The latest episode of Spotify’s new podcast The Big Hit Show dissects Pokemon’s journey to success in North America. Already well established in Japan, the series was entrusted to 4Kids – an American production company owned by Konami – to be presented in the United States.
On the podcast, Norman Grossfeld – CEO of 4Kids from 1994 to 2009 – explains that his team struggled to sell the show to all of the major American children’s TV companies, even after translating the name of every Pokémon from Japan. and erased other Japanese cultural references from the show.

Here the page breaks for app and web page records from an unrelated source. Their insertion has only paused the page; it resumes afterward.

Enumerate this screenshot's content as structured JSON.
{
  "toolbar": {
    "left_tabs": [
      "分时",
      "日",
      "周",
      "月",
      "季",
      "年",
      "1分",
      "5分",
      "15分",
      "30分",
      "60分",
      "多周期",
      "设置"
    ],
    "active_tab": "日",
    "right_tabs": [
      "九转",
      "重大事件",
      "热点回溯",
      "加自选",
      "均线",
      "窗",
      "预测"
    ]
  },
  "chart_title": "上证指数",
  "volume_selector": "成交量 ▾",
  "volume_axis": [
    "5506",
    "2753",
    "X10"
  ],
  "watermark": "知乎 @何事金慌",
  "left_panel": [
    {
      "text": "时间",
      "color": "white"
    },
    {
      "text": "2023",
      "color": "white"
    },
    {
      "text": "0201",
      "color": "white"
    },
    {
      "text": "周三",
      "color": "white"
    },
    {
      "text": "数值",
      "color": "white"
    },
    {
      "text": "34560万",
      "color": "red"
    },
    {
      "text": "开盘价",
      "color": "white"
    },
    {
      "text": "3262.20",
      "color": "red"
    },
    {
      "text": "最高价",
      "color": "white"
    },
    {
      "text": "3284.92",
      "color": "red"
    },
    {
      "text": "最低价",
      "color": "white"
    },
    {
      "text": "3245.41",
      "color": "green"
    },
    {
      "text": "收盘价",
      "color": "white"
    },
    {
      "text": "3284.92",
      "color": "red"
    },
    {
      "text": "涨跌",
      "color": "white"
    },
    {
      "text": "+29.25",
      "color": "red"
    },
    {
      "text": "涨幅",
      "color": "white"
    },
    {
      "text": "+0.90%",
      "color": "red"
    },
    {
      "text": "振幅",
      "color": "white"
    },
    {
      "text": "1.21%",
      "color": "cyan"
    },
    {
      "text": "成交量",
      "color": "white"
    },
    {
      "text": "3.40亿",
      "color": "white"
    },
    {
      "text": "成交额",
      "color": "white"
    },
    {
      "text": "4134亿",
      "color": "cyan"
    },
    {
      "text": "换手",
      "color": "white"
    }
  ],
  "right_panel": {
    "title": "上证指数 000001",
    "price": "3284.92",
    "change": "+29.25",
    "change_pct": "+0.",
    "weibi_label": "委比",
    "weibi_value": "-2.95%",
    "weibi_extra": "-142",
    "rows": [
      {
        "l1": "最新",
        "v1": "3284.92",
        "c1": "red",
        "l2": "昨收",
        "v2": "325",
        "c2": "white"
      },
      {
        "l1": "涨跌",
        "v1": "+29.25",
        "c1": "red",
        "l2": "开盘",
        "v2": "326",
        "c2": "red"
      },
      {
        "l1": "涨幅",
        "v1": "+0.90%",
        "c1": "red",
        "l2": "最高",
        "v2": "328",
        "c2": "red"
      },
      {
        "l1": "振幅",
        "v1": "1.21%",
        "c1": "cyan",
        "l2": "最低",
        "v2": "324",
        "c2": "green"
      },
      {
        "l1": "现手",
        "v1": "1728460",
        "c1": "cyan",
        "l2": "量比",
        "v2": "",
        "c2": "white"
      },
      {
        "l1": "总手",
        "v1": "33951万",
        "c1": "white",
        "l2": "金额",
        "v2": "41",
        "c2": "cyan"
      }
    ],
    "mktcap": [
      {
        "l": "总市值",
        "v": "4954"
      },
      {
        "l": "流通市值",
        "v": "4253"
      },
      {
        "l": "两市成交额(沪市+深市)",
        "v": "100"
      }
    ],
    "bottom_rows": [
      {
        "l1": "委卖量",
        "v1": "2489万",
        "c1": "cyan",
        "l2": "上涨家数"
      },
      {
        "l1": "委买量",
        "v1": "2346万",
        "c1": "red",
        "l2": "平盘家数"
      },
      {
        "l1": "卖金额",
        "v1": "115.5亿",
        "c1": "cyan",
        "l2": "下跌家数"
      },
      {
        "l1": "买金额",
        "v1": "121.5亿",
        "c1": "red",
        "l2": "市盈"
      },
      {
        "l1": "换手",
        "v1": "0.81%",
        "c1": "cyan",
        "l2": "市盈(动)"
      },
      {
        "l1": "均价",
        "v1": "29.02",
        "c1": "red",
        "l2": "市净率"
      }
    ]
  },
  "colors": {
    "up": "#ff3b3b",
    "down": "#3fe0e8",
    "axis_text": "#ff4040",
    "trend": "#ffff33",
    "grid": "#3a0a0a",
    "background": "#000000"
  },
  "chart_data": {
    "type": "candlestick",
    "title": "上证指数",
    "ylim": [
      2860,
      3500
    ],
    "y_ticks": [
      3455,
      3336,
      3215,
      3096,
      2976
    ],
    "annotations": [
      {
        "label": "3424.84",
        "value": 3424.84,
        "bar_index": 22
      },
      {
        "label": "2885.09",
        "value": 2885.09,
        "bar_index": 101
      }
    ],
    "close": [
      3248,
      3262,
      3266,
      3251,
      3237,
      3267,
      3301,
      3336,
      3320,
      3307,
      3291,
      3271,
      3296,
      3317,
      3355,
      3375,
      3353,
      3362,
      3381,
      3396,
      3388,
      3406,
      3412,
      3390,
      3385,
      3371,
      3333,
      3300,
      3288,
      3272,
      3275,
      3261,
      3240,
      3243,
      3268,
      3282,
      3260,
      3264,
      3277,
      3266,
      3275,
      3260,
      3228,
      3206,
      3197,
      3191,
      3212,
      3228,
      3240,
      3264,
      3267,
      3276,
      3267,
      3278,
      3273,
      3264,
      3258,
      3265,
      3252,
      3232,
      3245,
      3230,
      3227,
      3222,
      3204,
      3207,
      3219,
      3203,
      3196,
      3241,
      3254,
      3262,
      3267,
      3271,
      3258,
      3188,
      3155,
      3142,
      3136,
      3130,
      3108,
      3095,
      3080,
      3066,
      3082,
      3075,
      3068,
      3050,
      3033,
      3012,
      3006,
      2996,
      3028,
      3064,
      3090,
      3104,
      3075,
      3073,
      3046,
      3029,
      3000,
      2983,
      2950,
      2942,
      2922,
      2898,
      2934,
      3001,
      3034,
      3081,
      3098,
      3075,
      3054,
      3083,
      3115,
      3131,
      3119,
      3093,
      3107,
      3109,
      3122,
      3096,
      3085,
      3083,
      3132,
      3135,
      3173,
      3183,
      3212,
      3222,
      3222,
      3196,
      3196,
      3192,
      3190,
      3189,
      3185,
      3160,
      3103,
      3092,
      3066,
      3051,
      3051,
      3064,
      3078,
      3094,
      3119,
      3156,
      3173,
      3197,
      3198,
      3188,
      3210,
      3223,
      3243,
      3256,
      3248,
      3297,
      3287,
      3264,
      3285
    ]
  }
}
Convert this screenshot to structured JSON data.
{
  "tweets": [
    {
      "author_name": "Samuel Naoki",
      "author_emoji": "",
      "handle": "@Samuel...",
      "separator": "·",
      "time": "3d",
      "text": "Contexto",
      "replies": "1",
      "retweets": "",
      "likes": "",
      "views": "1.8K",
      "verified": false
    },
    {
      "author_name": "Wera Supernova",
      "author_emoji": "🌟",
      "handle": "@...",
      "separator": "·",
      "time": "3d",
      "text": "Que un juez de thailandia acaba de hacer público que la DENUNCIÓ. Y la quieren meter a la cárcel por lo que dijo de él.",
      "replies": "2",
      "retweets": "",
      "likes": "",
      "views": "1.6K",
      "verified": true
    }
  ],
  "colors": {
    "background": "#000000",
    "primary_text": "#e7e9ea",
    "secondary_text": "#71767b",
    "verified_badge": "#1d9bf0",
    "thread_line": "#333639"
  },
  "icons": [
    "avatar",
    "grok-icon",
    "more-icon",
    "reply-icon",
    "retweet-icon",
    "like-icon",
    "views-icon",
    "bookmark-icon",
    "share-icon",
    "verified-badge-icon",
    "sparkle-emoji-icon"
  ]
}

Eventually, the original series was syndicated – sold to individual channels one at a time – before landing on The WB (Pokemon has since appeared on Cartoon Network, Disney and Netflix, among others). Its eventual success, however, led to 4Kids becoming responsible for the rights to the first film, which was released in the United States in 1999. During that search, Grossfeld says he received an unexpected pitch for a lead actor from an executive. studio:
“He said, ‘Hey, we really want this. We can make this work. We’re going to bring in Leonardo DiCaprio to do the voice of Ash. It’s going to be a lot of noise, we’re going to have a lot, and we’re all going to have these celebrities. It’s going to be really big’.”
As The Big Hit Show host Alex Papademas points out, in the late ’90s, DiCaprio had just beaten the world for a few years. In addition to an Oscar nomination for What’s Eating Gilbert Grape in 1994, he also had a starring role in Baz Luhrmann’s Romeo + Juliet, and more importantly, Titanic. We will never know if he would have been interested in the role of Ash Ketchum. The film eventually went to Warner Bros, and the rest is history.
You can check out the rest of the podcast here, where Grossfeld discusses the origin of the series’ famous opening credits, and in which The Pokemon Company President Tsunekazu Ishihara talks about the bizarre Pikachu redesigns suggested by some studios.
The new junior The Pokémon World Champion won his title using one of the series’ most basic moves.